### What is expected
Bring together all lines from the listing below that contain the string "vtigeruser".
··········
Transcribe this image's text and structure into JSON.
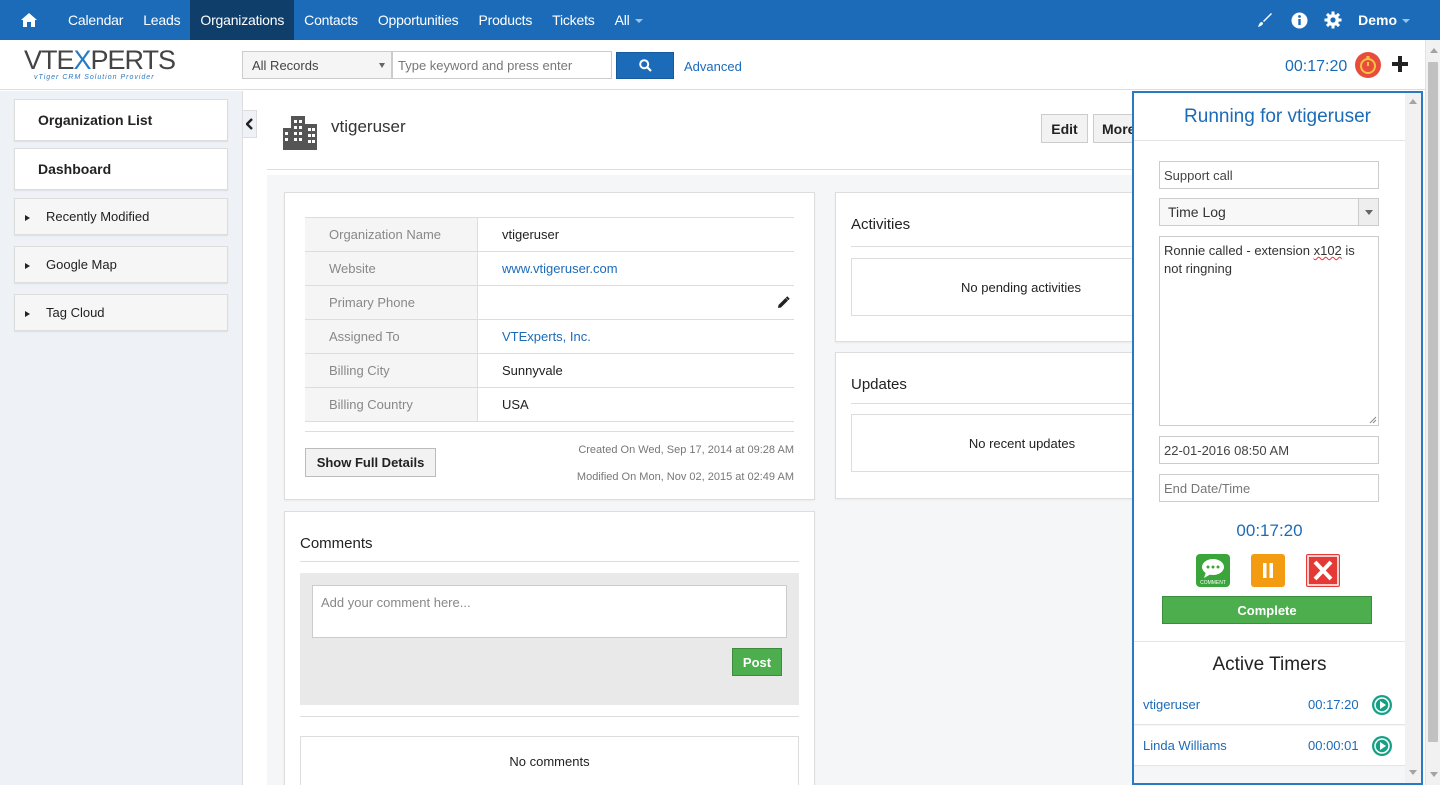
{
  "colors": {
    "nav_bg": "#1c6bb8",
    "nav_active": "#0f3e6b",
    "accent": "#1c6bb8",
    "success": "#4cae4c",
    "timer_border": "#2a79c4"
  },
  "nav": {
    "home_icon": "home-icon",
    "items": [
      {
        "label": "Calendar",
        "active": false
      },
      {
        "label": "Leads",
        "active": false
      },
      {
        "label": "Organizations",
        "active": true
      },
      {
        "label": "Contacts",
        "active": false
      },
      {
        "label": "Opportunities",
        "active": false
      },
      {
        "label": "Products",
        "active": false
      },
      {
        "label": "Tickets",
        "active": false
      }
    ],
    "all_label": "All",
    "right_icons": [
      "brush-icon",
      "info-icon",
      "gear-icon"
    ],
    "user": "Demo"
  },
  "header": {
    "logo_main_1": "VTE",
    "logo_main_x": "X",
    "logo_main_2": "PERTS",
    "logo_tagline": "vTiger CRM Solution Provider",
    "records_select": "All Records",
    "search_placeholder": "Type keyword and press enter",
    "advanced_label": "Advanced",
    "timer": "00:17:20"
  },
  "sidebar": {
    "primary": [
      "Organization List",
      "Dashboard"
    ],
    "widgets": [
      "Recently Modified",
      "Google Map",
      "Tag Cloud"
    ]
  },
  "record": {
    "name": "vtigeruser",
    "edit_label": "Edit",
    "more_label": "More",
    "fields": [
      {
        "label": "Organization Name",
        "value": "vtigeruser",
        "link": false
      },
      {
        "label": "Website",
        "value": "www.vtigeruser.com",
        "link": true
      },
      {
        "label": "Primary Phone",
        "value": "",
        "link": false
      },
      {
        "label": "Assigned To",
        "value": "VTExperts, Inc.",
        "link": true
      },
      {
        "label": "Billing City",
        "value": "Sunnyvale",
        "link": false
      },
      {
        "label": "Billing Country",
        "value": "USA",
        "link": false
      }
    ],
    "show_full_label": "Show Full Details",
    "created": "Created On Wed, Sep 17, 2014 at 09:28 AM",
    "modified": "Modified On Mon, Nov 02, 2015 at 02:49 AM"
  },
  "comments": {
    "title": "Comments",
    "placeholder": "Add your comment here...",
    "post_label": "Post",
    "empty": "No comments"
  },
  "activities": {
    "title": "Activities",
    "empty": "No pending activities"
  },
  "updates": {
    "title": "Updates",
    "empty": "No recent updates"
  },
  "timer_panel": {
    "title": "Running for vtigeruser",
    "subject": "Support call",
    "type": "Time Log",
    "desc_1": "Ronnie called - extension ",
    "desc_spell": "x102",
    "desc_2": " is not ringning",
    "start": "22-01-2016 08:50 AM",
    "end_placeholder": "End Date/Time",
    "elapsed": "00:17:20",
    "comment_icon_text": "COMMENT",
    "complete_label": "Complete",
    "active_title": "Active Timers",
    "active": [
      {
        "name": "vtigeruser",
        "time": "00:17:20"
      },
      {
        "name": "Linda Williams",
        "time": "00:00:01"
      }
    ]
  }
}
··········
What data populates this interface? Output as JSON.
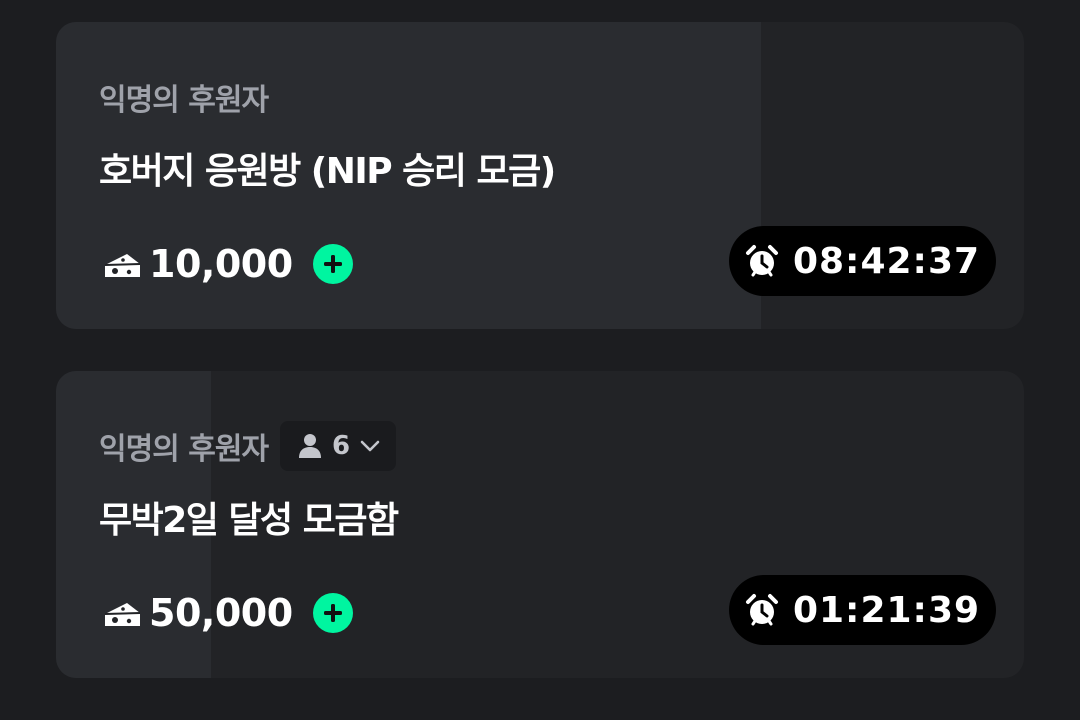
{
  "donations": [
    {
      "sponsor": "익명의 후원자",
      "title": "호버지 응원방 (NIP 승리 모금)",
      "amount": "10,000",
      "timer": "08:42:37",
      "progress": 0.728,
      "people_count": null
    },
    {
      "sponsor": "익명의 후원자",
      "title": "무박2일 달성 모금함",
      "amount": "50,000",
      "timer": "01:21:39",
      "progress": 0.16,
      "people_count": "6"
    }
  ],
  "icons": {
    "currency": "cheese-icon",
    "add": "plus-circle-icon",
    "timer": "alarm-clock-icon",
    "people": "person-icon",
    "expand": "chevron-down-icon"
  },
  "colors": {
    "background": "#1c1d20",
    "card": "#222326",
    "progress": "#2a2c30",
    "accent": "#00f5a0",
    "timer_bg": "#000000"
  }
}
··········
### Output of the exercise
    "name": "vtigeruser",
        "value": "vtigeruser",
        "value": "www.vtigeruser.com",
    "title": "Running for vtigeruser",
        "name": "vtigeruser",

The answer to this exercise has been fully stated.